# [GIVEN INFORMATION]
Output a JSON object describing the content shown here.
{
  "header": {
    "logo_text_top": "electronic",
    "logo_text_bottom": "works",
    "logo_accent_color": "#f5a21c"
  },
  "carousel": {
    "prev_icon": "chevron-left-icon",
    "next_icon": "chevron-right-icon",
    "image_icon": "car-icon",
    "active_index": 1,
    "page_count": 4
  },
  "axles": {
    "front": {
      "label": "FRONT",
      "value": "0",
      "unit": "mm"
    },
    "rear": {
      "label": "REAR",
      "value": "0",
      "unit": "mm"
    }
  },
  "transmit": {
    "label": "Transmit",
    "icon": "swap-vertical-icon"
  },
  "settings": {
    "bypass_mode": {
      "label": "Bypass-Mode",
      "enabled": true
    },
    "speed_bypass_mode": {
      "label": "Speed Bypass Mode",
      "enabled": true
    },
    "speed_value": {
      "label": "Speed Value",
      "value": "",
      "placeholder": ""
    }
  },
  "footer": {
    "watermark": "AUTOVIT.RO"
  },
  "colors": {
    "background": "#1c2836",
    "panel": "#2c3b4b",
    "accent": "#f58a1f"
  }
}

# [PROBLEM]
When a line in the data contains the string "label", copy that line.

# [ANSWER TO THIS PROBLEM]
      "label": "FRONT",
      "label": "REAR",
    "label": "Transmit",
      "label": "Bypass-Mode",
      "label": "Speed Bypass Mode",
      "label": "Speed Value",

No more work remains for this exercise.